sciences that exist in your game world. Using them, characters are able to
attempt to understand phenomena they observe and possibly predict or even
come up with ways to influence future events. While Academics
skills are associated with raw knowledge about the human (or other races)
world, Science skills are usually more concerned with the natural
world. The usefulness of Science skills will vary from setting to
setting; Alchemy in a fantasy world may allow one to make poison,
Astrophysics in a space game may let a character come up with a plan to
divert a dangerous asteroid. Examples: Biology, Physics, Geology,
Similar to Hunting, but fish are the prey. Also includes cooking or
otherwise using the catch, and is determined by environment or type of
fish being sought. Examples: Shark Fishing, Largemouth Bass Fishing, Deep
Sea Fishing, Amazon River Fishing, Lobster
This skill allows characters to gather food in the wilderness without
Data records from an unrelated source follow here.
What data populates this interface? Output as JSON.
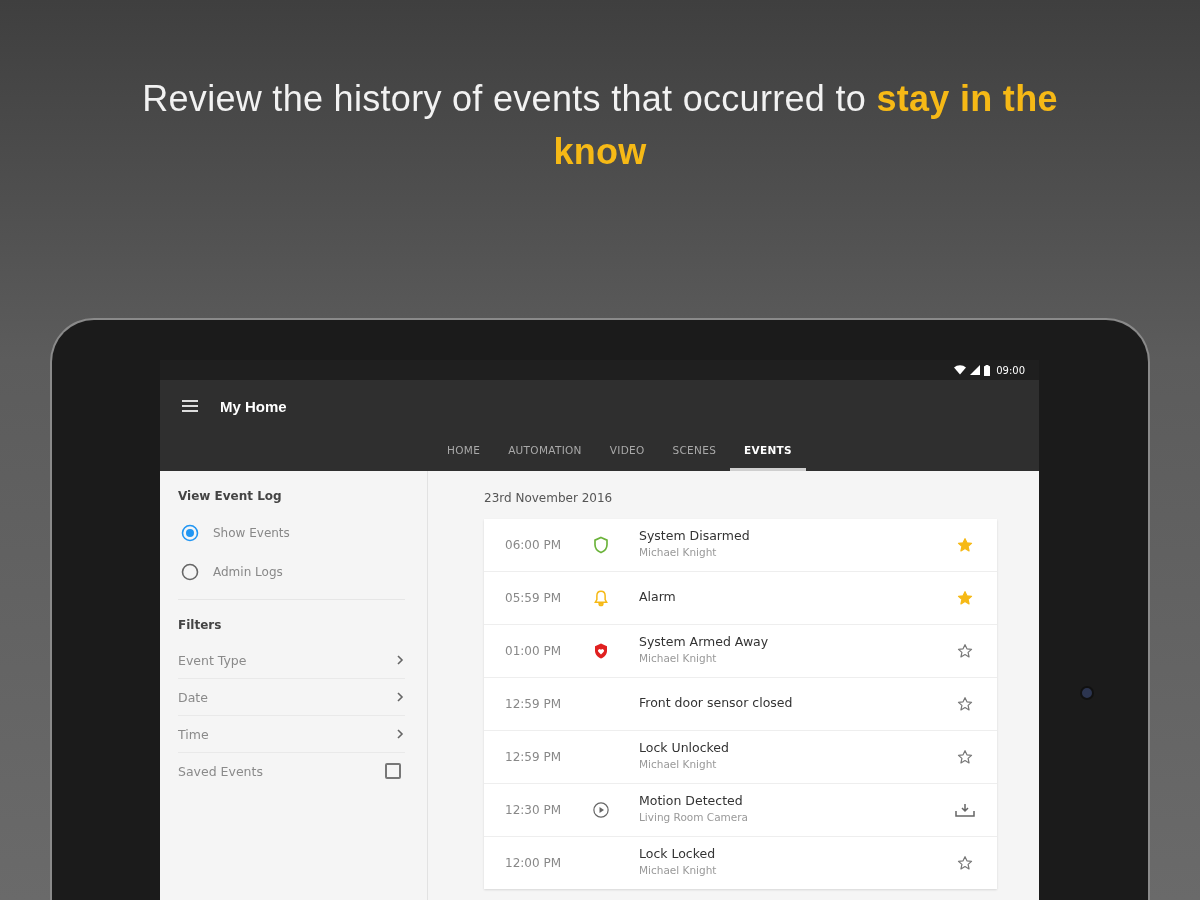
{
  "headline": "Review the history of events that occurred to **stay in the know**",
  "status_bar": {
    "time": "09:00"
  },
  "app_bar": {
    "title": "My Home"
  },
  "tabs": [
    {
      "label": "HOME",
      "selected": false
    },
    {
      "label": "AUTOMATION",
      "selected": false
    },
    {
      "label": "VIDEO",
      "selected": false
    },
    {
      "label": "SCENES",
      "selected": false
    },
    {
      "label": "EVENTS",
      "selected": true
    }
  ],
  "sidebar": {
    "heading": "View Event Log",
    "options": [
      {
        "label": "Show Events",
        "selected": true
      },
      {
        "label": "Admin Logs",
        "selected": false
      }
    ],
    "filters_heading": "Filters",
    "filters": [
      {
        "label": "Event Type",
        "kind": "link"
      },
      {
        "label": "Date",
        "kind": "link"
      },
      {
        "label": "Time",
        "kind": "link"
      },
      {
        "label": "Saved Events",
        "kind": "checkbox",
        "checked": false
      }
    ]
  },
  "date": "23rd November 2016",
  "events": [
    {
      "time": "06:00 PM",
      "kind": "disarmed",
      "title": "System Disarmed",
      "subtitle": "Michael Knight",
      "starred": true
    },
    {
      "time": "05:59 PM",
      "kind": "alarm",
      "title": "Alarm",
      "starred": true
    },
    {
      "time": "01:00 PM",
      "kind": "armed",
      "title": "System Armed Away",
      "subtitle": "Michael Knight",
      "starred": false
    },
    {
      "time": "12:59 PM",
      "kind": "plain",
      "title": "Front door sensor closed",
      "starred": false
    },
    {
      "time": "12:59 PM",
      "kind": "plain",
      "title": "Lock Unlocked",
      "subtitle": "Michael Knight",
      "starred": false
    },
    {
      "time": "12:30 PM",
      "kind": "video",
      "title": "Motion Detected",
      "subtitle": "Living Room Camera"
    },
    {
      "time": "12:00 PM",
      "kind": "plain",
      "title": "Lock Locked",
      "subtitle": "Michael Knight",
      "starred": false
    }
  ]
}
hunting or fishing. Possibilities are gathering nuts, roots, insects, wild
grains, barks from which teas can be made, bird's eggs, and so on. When
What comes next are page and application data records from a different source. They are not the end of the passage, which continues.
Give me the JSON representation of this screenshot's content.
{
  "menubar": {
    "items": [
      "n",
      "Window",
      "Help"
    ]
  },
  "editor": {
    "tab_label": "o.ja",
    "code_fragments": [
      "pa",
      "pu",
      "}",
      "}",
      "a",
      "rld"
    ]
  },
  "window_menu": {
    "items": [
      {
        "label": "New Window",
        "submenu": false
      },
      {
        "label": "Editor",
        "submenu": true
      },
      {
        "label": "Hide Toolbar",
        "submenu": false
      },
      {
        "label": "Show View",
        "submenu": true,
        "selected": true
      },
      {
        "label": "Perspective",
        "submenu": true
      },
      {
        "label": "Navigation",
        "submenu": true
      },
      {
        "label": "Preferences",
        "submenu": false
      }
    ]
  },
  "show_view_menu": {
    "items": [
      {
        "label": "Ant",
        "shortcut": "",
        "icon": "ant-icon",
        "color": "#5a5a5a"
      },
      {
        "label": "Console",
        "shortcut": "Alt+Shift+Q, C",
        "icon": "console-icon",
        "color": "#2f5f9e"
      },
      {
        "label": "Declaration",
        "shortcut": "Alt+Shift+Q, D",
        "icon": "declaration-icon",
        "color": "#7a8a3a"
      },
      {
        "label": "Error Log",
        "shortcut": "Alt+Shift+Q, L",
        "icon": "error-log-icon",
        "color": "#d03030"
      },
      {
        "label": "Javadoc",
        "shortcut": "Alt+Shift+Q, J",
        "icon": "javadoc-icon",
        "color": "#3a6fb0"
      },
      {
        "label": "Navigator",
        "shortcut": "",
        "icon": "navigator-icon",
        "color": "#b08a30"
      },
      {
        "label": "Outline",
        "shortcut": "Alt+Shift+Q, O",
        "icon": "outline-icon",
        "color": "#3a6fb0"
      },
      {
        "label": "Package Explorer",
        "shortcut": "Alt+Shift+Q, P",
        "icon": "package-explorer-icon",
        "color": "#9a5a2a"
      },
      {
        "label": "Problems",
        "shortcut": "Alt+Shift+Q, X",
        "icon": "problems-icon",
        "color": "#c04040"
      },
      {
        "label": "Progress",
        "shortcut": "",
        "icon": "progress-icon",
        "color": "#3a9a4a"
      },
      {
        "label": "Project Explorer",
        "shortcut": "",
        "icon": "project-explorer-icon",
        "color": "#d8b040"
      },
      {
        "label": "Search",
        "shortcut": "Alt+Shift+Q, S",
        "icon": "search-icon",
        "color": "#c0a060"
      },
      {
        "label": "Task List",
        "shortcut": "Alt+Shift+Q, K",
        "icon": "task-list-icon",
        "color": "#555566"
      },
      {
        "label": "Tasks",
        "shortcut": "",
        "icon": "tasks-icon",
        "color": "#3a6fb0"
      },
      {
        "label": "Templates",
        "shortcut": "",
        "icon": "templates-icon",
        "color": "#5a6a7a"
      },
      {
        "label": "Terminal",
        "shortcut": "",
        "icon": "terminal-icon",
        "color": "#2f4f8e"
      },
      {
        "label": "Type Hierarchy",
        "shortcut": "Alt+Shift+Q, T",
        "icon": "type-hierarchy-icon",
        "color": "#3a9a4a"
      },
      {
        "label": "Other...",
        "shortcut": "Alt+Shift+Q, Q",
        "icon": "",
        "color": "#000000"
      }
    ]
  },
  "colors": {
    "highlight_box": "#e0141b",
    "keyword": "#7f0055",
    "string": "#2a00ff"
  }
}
necessary, Foraging skills include knowledge of how to prepare food for
consumption. A character can also gather items with medicinal properties,
but must have an appropriate Biosystems skill to administer them. Skills
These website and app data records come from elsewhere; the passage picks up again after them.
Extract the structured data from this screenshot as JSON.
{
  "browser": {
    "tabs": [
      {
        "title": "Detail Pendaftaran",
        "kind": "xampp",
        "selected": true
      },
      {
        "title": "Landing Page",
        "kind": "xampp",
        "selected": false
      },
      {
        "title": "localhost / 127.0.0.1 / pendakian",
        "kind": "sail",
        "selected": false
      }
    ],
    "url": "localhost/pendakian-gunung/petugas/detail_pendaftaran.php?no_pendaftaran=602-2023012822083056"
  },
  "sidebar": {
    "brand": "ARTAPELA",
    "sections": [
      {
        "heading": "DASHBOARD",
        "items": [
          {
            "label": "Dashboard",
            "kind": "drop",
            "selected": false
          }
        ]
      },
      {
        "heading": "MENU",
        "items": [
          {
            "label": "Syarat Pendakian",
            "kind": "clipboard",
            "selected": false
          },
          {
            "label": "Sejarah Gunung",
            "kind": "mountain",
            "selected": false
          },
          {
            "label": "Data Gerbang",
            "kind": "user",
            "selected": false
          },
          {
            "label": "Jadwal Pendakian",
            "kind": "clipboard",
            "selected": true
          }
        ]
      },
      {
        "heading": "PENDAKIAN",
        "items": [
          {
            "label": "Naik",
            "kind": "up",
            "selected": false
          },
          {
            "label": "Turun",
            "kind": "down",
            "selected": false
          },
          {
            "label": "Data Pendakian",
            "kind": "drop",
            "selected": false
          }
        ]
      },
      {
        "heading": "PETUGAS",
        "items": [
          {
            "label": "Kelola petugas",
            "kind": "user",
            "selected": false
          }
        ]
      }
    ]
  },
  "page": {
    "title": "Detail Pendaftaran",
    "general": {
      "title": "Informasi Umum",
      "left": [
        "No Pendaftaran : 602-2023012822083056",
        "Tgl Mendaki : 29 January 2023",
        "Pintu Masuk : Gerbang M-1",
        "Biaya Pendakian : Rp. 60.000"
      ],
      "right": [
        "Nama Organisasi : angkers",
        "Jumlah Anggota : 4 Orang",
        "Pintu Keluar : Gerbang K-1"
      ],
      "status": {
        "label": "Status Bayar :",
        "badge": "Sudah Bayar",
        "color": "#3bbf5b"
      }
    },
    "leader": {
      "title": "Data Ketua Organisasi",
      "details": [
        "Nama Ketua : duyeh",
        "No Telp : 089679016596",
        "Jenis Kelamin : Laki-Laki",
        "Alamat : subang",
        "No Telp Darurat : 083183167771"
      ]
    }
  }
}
are defined by the terrain in which they are used. Examples: Alpine
Foraging, Swamp Foraging, Seashore Foraging, Temperate Forest Foraging,
This shows how well a character knows the landscape of a specific area.
Geography skills can be used along with Navigation to avoid becoming lost,
to find the quickest or most stealthy route between two points, to choose
ambush sites, to find a hiding place or lookout point, and so forth. They
are designed for a specific region with which the character is familiar,
and can represent a city, forest, trade route, or sector of outer space,
though larger areas result in less detailed knowledge. Examples: Grey
River Geog., Chicago Geog., Texas Panhandle Geog., Lincoln County Geog.,
Knowing where to find game at different times of day or different seasons,
how animals behave, how to skin and cook prey, etc. Hunting skills cover
any attempt to capture or kill wild animals, from trapping carnivores for
relocation to shooting dinner. Most successful hunts will require other
skills as well, such as weapons skills, Sneak, or Track. A character will
be at an advantage in well- known areas and at a disadvantage in similar
but unfamiliar locales. If a character focuses on one type of game then
define skills that way, otherwise go by the environment in which he hunts.
Examples: Duck Hunting, Lion Hunting, Tallgrass Prairie Hunting, Beaver
Pelt Hunting, Arctic Tundra
A character's knowledge of how to keep body and soul together in the
outdoors. Generally, this includes things like finding or improvising
shelter, locating potable water, predicting the weather, and building
fires. Depending on the specific environment a skill is designed for, uses
could be avoiding flash floods, hypothermia, heat injuries, dangerous
wildlife, or avalanches. Basic survival stuff, with the exception of those
actions covered by Hunting, Fishing, and Foraging. Define skills by the
environment in which they are used. Examples: Open Ocean Survival, Jungle
Survival, Steppe Survival, Savannah Survival, Tropical Island Survival.
continued in III Character Creation
Alternacy, The Roleplaying System, is an Alpha-Zulu Game.
1997-2004 by Kizig. Permission is granted to download
this material for personal use.